- Use trusted financial institutions. Help your senior relatives establish relationships with reputable banks or credit unions. It’s advisable to emphasize that they shouldn’t share personal or financial information with unknown entities or over the phone unless absolutely necessary and with verified sources.
- Set up a power of attorney (POA). Engage an attorney to draft a durable power of attorney document that grants a trusted individual the legal authority to make financial decisions on behalf of your loved ones if they become unable to do so themselves.
- Consider a revocable living trust. It pays to consult with an attorney about establishing a revocable living trust. This kind of trust can prevent elder financial abuse by protecting assets and designating a successor trustee to manage the estate, avoiding probate and providing added safeguards.
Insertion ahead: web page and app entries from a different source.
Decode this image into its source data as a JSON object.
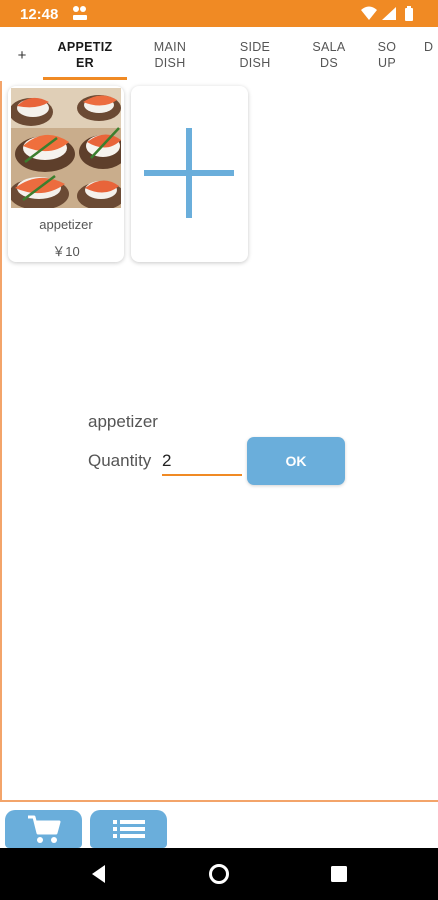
{
  "status_bar": {
    "time": "12:48",
    "background": "#f08a24",
    "icons": [
      "sim-status-icon",
      "wifi-icon",
      "signal-icon",
      "battery-icon"
    ]
  },
  "tabs": {
    "add_label": "+",
    "items": [
      {
        "label": "APPETIZ\nER",
        "active": true
      },
      {
        "label": "MAIN\nDISH",
        "active": false
      },
      {
        "label": "SIDE\nDISH",
        "active": false
      },
      {
        "label": "SALA\nDS",
        "active": false
      },
      {
        "label": "SO\nUP",
        "active": false
      },
      {
        "label": "D",
        "active": false
      }
    ]
  },
  "products": [
    {
      "name": "appetizer",
      "price": "￥10",
      "image": "smoked-salmon-appetizer-photo"
    }
  ],
  "add_card": {
    "icon": "plus-icon"
  },
  "quantity_dialog": {
    "item_name": "appetizer",
    "quantity_label": "Quantity",
    "quantity_value": "2",
    "ok_label": "OK"
  },
  "bottom_bar": {
    "buttons": [
      {
        "icon": "shopping-cart-icon"
      },
      {
        "icon": "list-icon"
      }
    ]
  },
  "nav_bar": {
    "icons": [
      "back-icon",
      "home-icon",
      "recents-icon"
    ]
  },
  "colors": {
    "accent": "#f08a24",
    "button": "#6aaedb"
  }
}
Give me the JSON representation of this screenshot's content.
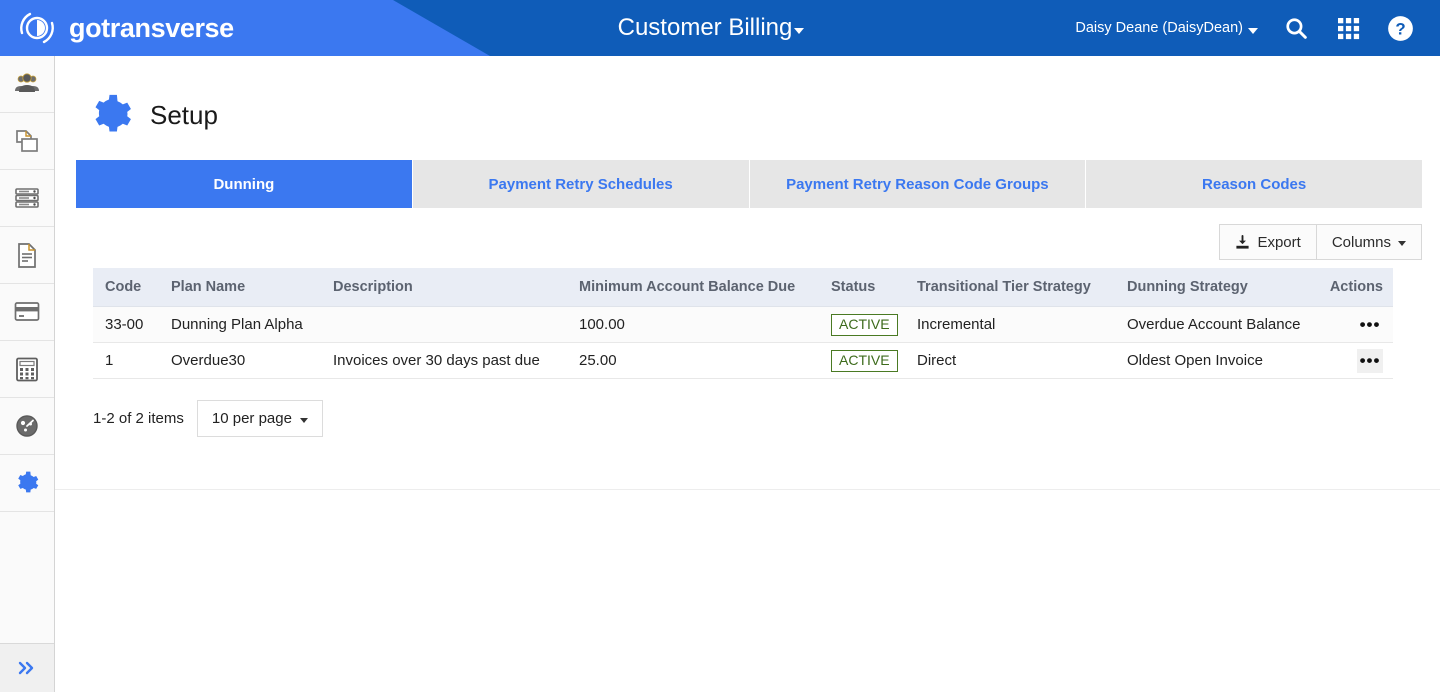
{
  "header": {
    "logo_text": "gotransverse",
    "logo_icon": "gotransverse-circle-logo-icon",
    "app_title": "Customer Billing",
    "app_title_caret": "chevron-down-icon",
    "user_name": "Daisy Deane (DaisyDean)",
    "icons": {
      "search": "search-icon",
      "apps": "apps-grid-icon",
      "help": "help-circle-icon"
    },
    "colors": {
      "wedge_blue": "#3b78f0",
      "bar_blue": "#0f5cb8"
    }
  },
  "sidebar": {
    "items": [
      {
        "name": "customers",
        "icon": "people-group-icon"
      },
      {
        "name": "products",
        "icon": "copy-documents-icon"
      },
      {
        "name": "accounts",
        "icon": "server-stack-icon"
      },
      {
        "name": "invoices",
        "icon": "document-file-icon"
      },
      {
        "name": "payments",
        "icon": "credit-card-icon"
      },
      {
        "name": "billing",
        "icon": "calculator-icon"
      },
      {
        "name": "dashboard",
        "icon": "gauge-dashboard-icon"
      },
      {
        "name": "setup",
        "icon": "gear-icon",
        "active": true
      }
    ],
    "expand_icon": "double-chevron-right-icon",
    "active_color": "#3b78f0"
  },
  "page": {
    "title": "Setup",
    "title_icon": "gear-icon"
  },
  "tabs": [
    {
      "label": "Dunning",
      "active": true
    },
    {
      "label": "Payment Retry Schedules",
      "active": false
    },
    {
      "label": "Payment Retry Reason Code Groups",
      "active": false
    },
    {
      "label": "Reason Codes",
      "active": false
    }
  ],
  "toolbar": {
    "export_label": "Export",
    "export_icon": "download-export-icon",
    "columns_label": "Columns",
    "columns_caret": "chevron-down-icon"
  },
  "table": {
    "columns": [
      "Code",
      "Plan Name",
      "Description",
      "Minimum Account Balance Due",
      "Status",
      "Transitional Tier Strategy",
      "Dunning Strategy",
      "Actions"
    ],
    "rows": [
      {
        "code": "33-00",
        "plan_name": "Dunning Plan Alpha",
        "description": "",
        "minimum_account_balance_due": "100.00",
        "status": "ACTIVE",
        "transitional_tier_strategy": "Incremental",
        "dunning_strategy": "Overdue Account Balance",
        "actions_icon": "ellipsis-horizontal-icon"
      },
      {
        "code": "1",
        "plan_name": "Overdue30",
        "description": "Invoices over 30 days past due",
        "minimum_account_balance_due": "25.00",
        "status": "ACTIVE",
        "transitional_tier_strategy": "Direct",
        "dunning_strategy": "Oldest Open Invoice",
        "actions_icon": "ellipsis-horizontal-icon"
      }
    ],
    "status_badge_color": "#3d6b1c"
  },
  "pagination": {
    "count_label": "1-2 of 2 items",
    "page_size_label": "10 per page",
    "page_size_caret": "chevron-down-icon"
  }
}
- Regularly review legal documents. It’s a good idea to periodically review wills, trusts, and other legal documents to ensure they’re up to date and reflective of your loved one’s wishes. Doing this can help prevent elder financial abuse via unauthorized changes by unscrupulous individuals.
- Encourage relatives to seek professional advice. You might suggest that your senior relatives involve certified financial planners or elder law attorneys themselves. These professionals can provide valuable guidance on planning an estate planning, making investments, and avoiding potential scams.
- Educate seniors about safe financial practices. Your senior relatives may need help to stay focused on basic financial concepts like budgeting, investment risks, and identity theft. Encourage them to be cautious when sharing personal information, especially online, and to regularly monitor their financial accounts for any suspicious activity.
Legal Remedies and Reporting Procedures
If you believe your senior relative is in immediate danger or if a crime has been committed, contact your local police department or sheriff’s office. They can provide immediate assistance and initiate a criminal investigation.
- Report suspicions you have of abuse. If you suspect elder financial abuse, immediately report it to Adult Protective Services (APS) in Washington State. They are equipped to investigate and intervene in cases of elder abuse. The APS hotline can be reached at 1-877-734-6277.
- Seek a restraining order. If the abuser is someone your relative knows—such as a family member or caregiver—consult with an attorney about getting a restraining order to prevent further contact and protect your loved one from potential harm.
- Document evidence. If possible, keep a record of any suspicious transactions, conversations, or incidents that might indicate financial exploitation. This documentation can support your case during investigations or legal proceedings.
- Contact the bank or financial institution. If you suspect financial abuse of your relative, get in touch with the relevant financial institution where your relative holds accounts. They may have protocols in place to investigate and mitigate fraudulent activities.
- Cooperate with investigators. If Adult Protective Services or law enforcement initiates an investigation into potential financial abuse of your senior relative, give them any information or evidence you have gathered to assist in their efforts.
- Support legal reforms. Stay informed about legislative efforts in Eastern Washington to combat elder financial abuse and support initiatives aimed at strengthening legal protections for seniors. Advocate for stricter laws and increased penalties for perpetrators.
- Consult with an attorney. Engage an attorney experienced in elder law to understand the legal options available to protect your loved one’s rights and finances. They can provide guidance on guardianship, conservatorship, or filing civil lawsuits against perpetrators.
Get In Touch With an Estate Planning Attorney
For help with elder financial abuse issues in Washington, you should reach out to the elder law attorneys at Legacy Law Group in Eastern Washington, Spokane Valley, and Spokane itself. Contact us at (509) 315-8087 today to get started.